* [GIVEN DATA]:
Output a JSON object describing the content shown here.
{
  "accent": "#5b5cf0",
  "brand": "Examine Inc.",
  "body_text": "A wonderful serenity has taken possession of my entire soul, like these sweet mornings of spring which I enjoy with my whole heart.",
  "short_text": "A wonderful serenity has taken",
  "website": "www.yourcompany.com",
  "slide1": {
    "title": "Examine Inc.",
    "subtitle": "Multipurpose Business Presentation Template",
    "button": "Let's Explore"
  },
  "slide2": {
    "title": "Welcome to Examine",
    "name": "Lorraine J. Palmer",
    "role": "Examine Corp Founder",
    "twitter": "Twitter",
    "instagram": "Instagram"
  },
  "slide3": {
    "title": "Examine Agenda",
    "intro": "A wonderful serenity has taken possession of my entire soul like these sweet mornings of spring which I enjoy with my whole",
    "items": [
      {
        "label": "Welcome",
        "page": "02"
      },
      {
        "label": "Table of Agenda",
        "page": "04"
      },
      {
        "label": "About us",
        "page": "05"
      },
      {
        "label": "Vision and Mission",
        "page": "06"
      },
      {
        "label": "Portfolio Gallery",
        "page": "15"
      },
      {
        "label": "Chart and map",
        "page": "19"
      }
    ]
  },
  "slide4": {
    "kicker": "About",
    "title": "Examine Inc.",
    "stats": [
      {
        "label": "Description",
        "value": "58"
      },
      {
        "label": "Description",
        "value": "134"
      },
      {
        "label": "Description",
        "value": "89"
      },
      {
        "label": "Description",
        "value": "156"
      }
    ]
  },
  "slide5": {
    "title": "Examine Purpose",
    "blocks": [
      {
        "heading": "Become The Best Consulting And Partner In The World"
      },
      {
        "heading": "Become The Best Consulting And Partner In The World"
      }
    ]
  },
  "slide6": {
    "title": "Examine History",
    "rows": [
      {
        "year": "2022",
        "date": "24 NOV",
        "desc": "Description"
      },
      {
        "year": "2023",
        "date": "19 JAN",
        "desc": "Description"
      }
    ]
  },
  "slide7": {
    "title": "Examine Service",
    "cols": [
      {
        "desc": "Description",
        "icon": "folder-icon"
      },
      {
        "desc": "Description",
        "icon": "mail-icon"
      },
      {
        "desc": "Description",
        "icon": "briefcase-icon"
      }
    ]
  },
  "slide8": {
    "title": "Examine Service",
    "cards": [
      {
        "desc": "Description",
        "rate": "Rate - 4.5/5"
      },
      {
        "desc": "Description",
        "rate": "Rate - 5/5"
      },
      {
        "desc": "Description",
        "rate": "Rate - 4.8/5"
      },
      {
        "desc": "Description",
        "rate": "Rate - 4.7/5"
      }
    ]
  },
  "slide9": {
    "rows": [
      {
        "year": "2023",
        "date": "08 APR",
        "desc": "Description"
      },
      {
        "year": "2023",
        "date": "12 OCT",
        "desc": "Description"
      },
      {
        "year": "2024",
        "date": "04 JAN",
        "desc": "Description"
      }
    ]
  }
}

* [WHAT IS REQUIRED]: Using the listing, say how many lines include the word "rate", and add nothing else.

* [ANSWER SPACE]: 4